Work instructions: Below are records; how many of their lines hold the string "jaPBe"? Reply with nothing but the number.

Available data section start

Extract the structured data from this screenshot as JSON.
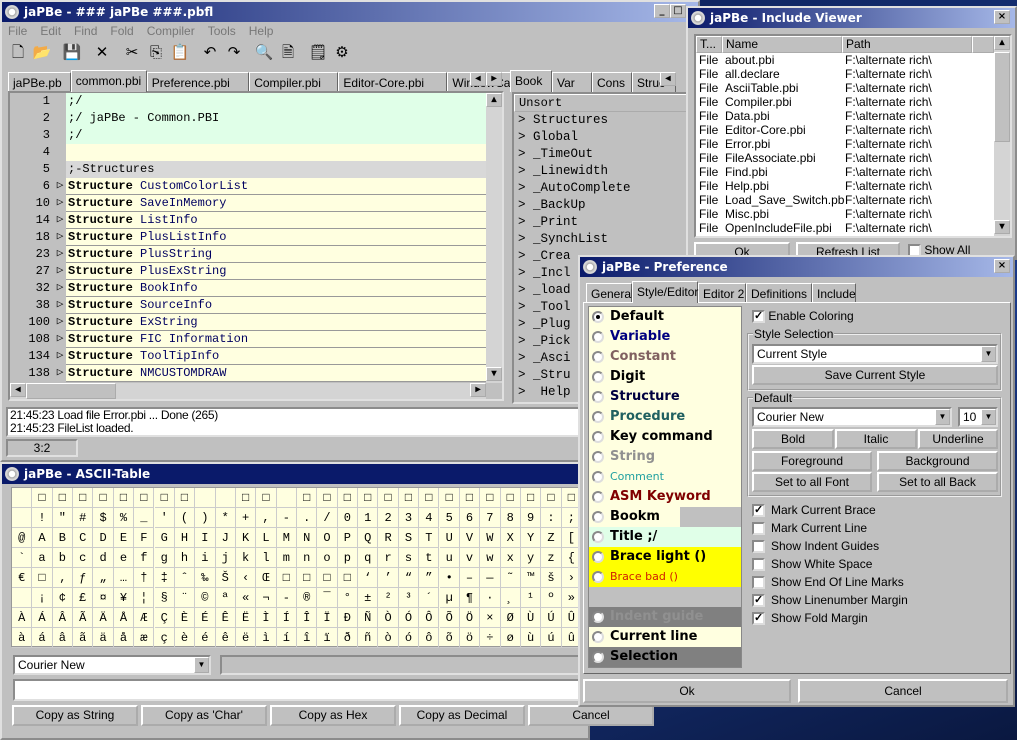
{
  "main": {
    "title": "jaPBe - ### jaPBe ###.pbfl",
    "menu": [
      "File",
      "Edit",
      "Find",
      "Fold",
      "Compiler",
      "Tools",
      "Help"
    ],
    "toolbar": [
      "new-file",
      "open-folder",
      "save",
      "close",
      "cut",
      "copy",
      "paste",
      "undo",
      "redo",
      "find",
      "find-next",
      "properties",
      "settings"
    ],
    "file_tabs": [
      "jaPBe.pb",
      "common.pbi",
      "Preference.pbi",
      "Compiler.pbi",
      "Editor-Core.pbi",
      "WindowCallback.pbi"
    ],
    "active_file_tab": 1,
    "code_lines": [
      {
        "n": "1",
        "t": ";/",
        "style": "title"
      },
      {
        "n": "2",
        "t": ";/ jaPBe - Common.PBI",
        "style": "title"
      },
      {
        "n": "3",
        "t": ";/",
        "style": "title"
      },
      {
        "n": "4",
        "t": "",
        "style": "current"
      },
      {
        "n": "5",
        "t": ";-Structures",
        "style": "bookmark"
      },
      {
        "n": "6",
        "kw": "Structure",
        "t": "CustomColorList"
      },
      {
        "n": "10",
        "kw": "Structure",
        "t": "SaveInMemory"
      },
      {
        "n": "14",
        "kw": "Structure",
        "t": "ListInfo"
      },
      {
        "n": "18",
        "kw": "Structure",
        "t": "PlusListInfo"
      },
      {
        "n": "23",
        "kw": "Structure",
        "t": "PlusString"
      },
      {
        "n": "27",
        "kw": "Structure",
        "t": "PlusExString"
      },
      {
        "n": "32",
        "kw": "Structure",
        "t": "BookInfo"
      },
      {
        "n": "38",
        "kw": "Structure",
        "t": "SourceInfo"
      },
      {
        "n": "100",
        "kw": "Structure",
        "t": "ExString"
      },
      {
        "n": "108",
        "kw": "Structure",
        "t": "FIC Information"
      },
      {
        "n": "134",
        "kw": "Structure",
        "t": "ToolTipInfo"
      },
      {
        "n": "138",
        "kw": "Structure",
        "t": "NMCUSTOMDRAW"
      }
    ],
    "side_tabs": [
      "Book",
      "Var",
      "Cons",
      "Struc"
    ],
    "side_header": "Unsort",
    "bookmarks": [
      "Structures",
      "Global",
      "_TimeOut",
      "_Linewidth",
      "_AutoComplete",
      "_BackUp",
      "_Print",
      "_SynchList",
      "_Crea",
      "_Incl",
      "_load",
      "_Tool",
      "_Plug",
      "_Pick",
      "_Asci",
      "_Stru",
      " Help"
    ],
    "log": [
      "21:45:23  Load file Error.pbi ... Done (265)",
      "21:45:23  FileList loaded."
    ],
    "status": "3:2"
  },
  "include_viewer": {
    "title": "jaPBe - Include Viewer",
    "columns": [
      "T...",
      "Name",
      "Path"
    ],
    "rows": [
      [
        "File",
        "about.pbi",
        "F:\\alternate rich\\"
      ],
      [
        "File",
        "all.declare",
        "F:\\alternate rich\\"
      ],
      [
        "File",
        "AsciiTable.pbi",
        "F:\\alternate rich\\"
      ],
      [
        "File",
        "Compiler.pbi",
        "F:\\alternate rich\\"
      ],
      [
        "File",
        "Data.pbi",
        "F:\\alternate rich\\"
      ],
      [
        "File",
        "Editor-Core.pbi",
        "F:\\alternate rich\\"
      ],
      [
        "File",
        "Error.pbi",
        "F:\\alternate rich\\"
      ],
      [
        "File",
        "FileAssociate.pbi",
        "F:\\alternate rich\\"
      ],
      [
        "File",
        "Find.pbi",
        "F:\\alternate rich\\"
      ],
      [
        "File",
        "Help.pbi",
        "F:\\alternate rich\\"
      ],
      [
        "File",
        "Load_Save_Switch.pbi",
        "F:\\alternate rich\\"
      ],
      [
        "File",
        "Misc.pbi",
        "F:\\alternate rich\\"
      ],
      [
        "File",
        "OpenIncludeFile.pbi",
        "F:\\alternate rich\\"
      ]
    ],
    "ok": "Ok",
    "refresh": "Refresh List",
    "show_all": "Show All",
    "show_all_checked": false
  },
  "ascii": {
    "title": "jaPBe - ASCII-Table",
    "rows": [
      [
        "",
        "□",
        "□",
        "□",
        "□",
        "□",
        "□",
        "□",
        "□",
        "",
        "",
        "□",
        "□",
        "",
        "□",
        "□",
        "□",
        "□",
        "□",
        "□",
        "□",
        "□",
        "□",
        "□",
        "□",
        "□",
        "□",
        "□"
      ],
      [
        "",
        "!",
        "\"",
        "#",
        "$",
        "%",
        "_",
        "'",
        "(",
        ")",
        "*",
        "+",
        ",",
        "-",
        ".",
        "/",
        "0",
        "1",
        "2",
        "3",
        "4",
        "5",
        "6",
        "7",
        "8",
        "9",
        ":",
        ";"
      ],
      [
        "@",
        "A",
        "B",
        "C",
        "D",
        "E",
        "F",
        "G",
        "H",
        "I",
        "J",
        "K",
        "L",
        "M",
        "N",
        "O",
        "P",
        "Q",
        "R",
        "S",
        "T",
        "U",
        "V",
        "W",
        "X",
        "Y",
        "Z",
        "["
      ],
      [
        "`",
        "a",
        "b",
        "c",
        "d",
        "e",
        "f",
        "g",
        "h",
        "i",
        "j",
        "k",
        "l",
        "m",
        "n",
        "o",
        "p",
        "q",
        "r",
        "s",
        "t",
        "u",
        "v",
        "w",
        "x",
        "y",
        "z",
        "{"
      ],
      [
        "€",
        "□",
        "‚",
        "ƒ",
        "„",
        "…",
        "†",
        "‡",
        "ˆ",
        "‰",
        "Š",
        "‹",
        "Œ",
        "□",
        "□",
        "□",
        "□",
        "‘",
        "’",
        "“",
        "”",
        "•",
        "–",
        "—",
        "˜",
        "™",
        "š",
        "›"
      ],
      [
        "",
        "¡",
        "¢",
        "£",
        "¤",
        "¥",
        "¦",
        "§",
        "¨",
        "©",
        "ª",
        "«",
        "¬",
        "-",
        "®",
        "¯",
        "°",
        "±",
        "²",
        "³",
        "´",
        "µ",
        "¶",
        "·",
        "¸",
        "¹",
        "º",
        "»"
      ],
      [
        "À",
        "Á",
        "Â",
        "Ã",
        "Ä",
        "Å",
        "Æ",
        "Ç",
        "È",
        "É",
        "Ê",
        "Ë",
        "Ì",
        "Í",
        "Î",
        "Ï",
        "Ð",
        "Ñ",
        "Ò",
        "Ó",
        "Ô",
        "Õ",
        "Ö",
        "×",
        "Ø",
        "Ù",
        "Ú",
        "Û"
      ],
      [
        "à",
        "á",
        "â",
        "ã",
        "ä",
        "å",
        "æ",
        "ç",
        "è",
        "é",
        "ê",
        "ë",
        "ì",
        "í",
        "î",
        "ï",
        "ð",
        "ñ",
        "ò",
        "ó",
        "ô",
        "õ",
        "ö",
        "÷",
        "ø",
        "ù",
        "ú",
        "û"
      ]
    ],
    "font": "Courier New",
    "input": "",
    "buttons": [
      "Copy as String",
      "Copy as 'Char'",
      "Copy as Hex",
      "Copy as Decimal",
      "Cancel"
    ]
  },
  "preference": {
    "title": "jaPBe - Preference",
    "tabs": [
      "General",
      "Style/Editor",
      "Editor 2",
      "Definitions",
      "Include"
    ],
    "active_tab": 1,
    "styles": [
      {
        "label": "Default",
        "color": "#000000",
        "bg": "#ffffe0",
        "bold": true,
        "selected": true
      },
      {
        "label": "Variable",
        "color": "#000080",
        "bg": "#ffffe0",
        "bold": true
      },
      {
        "label": "Constant",
        "color": "#806060",
        "bg": "#ffffe0",
        "bold": true
      },
      {
        "label": "Digit",
        "color": "#000000",
        "bg": "#ffffe0",
        "bold": true
      },
      {
        "label": "Structure",
        "color": "#000040",
        "bg": "#ffffe0",
        "bold": true
      },
      {
        "label": "Procedure",
        "color": "#206060",
        "bg": "#ffffe0",
        "bold": true
      },
      {
        "label": "Key command",
        "color": "#000000",
        "bg": "#ffffe0",
        "bold": true
      },
      {
        "label": "String",
        "color": "#909090",
        "bg": "#ffffe0",
        "bold": true
      },
      {
        "label": "Comment",
        "color": "#20a0a0",
        "bg": "#ffffe0",
        "bold": false
      },
      {
        "label": "ASM Keyword",
        "color": "#800000",
        "bg": "#ffffe0",
        "bold": true
      },
      {
        "label": "Bookm",
        "color": "#000000",
        "bg": "#c0c0c0",
        "bold": true
      },
      {
        "label": "Title ;/",
        "color": "#000000",
        "bg": "#e0ffe8",
        "bold": true
      },
      {
        "label": "Brace light ()",
        "color": "#000000",
        "bg": "#ffff00",
        "bold": true
      },
      {
        "label": "Brace bad ()",
        "color": "#d02000",
        "bg": "#ffff00",
        "bold": false
      },
      {
        "label": "",
        "color": "#000000",
        "bg": "#c0c0c0",
        "bold": false,
        "blank": true
      },
      {
        "label": "Indent guide",
        "color": "#909090",
        "bg": "#808080",
        "bold": true
      },
      {
        "label": "Current line",
        "color": "#000000",
        "bg": "#ffffe0",
        "bold": true
      },
      {
        "label": "Selection",
        "color": "#000000",
        "bg": "#808080",
        "bold": true
      }
    ],
    "enable_coloring": "Enable Coloring",
    "enable_coloring_checked": true,
    "style_selection_label": "Style Selection",
    "style_selection": "Current Style",
    "save_style": "Save Current Style",
    "default_label": "Default",
    "font": "Courier New",
    "size": "10",
    "bold": "Bold",
    "italic": "Italic",
    "underline": "Underline",
    "foreground": "Foreground",
    "background": "Background",
    "set_all_font": "Set to all Font",
    "set_all_back": "Set to all Back",
    "options": [
      {
        "label": "Mark Current Brace",
        "checked": true
      },
      {
        "label": "Mark Current Line",
        "checked": false
      },
      {
        "label": "Show Indent Guides",
        "checked": false
      },
      {
        "label": "Show White Space",
        "checked": false
      },
      {
        "label": "Show End Of Line Marks",
        "checked": false
      },
      {
        "label": "Show Linenumber Margin",
        "checked": true
      },
      {
        "label": "Show Fold Margin",
        "checked": true
      }
    ],
    "ok": "Ok",
    "cancel": "Cancel"
  },
  "colors": {
    "title_bar": "#0a1a6a",
    "editor_bg": "#ffffe0",
    "title_line_bg": "#e0ffe8",
    "bookmark_bg": "#d8d8d8"
  }
}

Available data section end

Solution: 6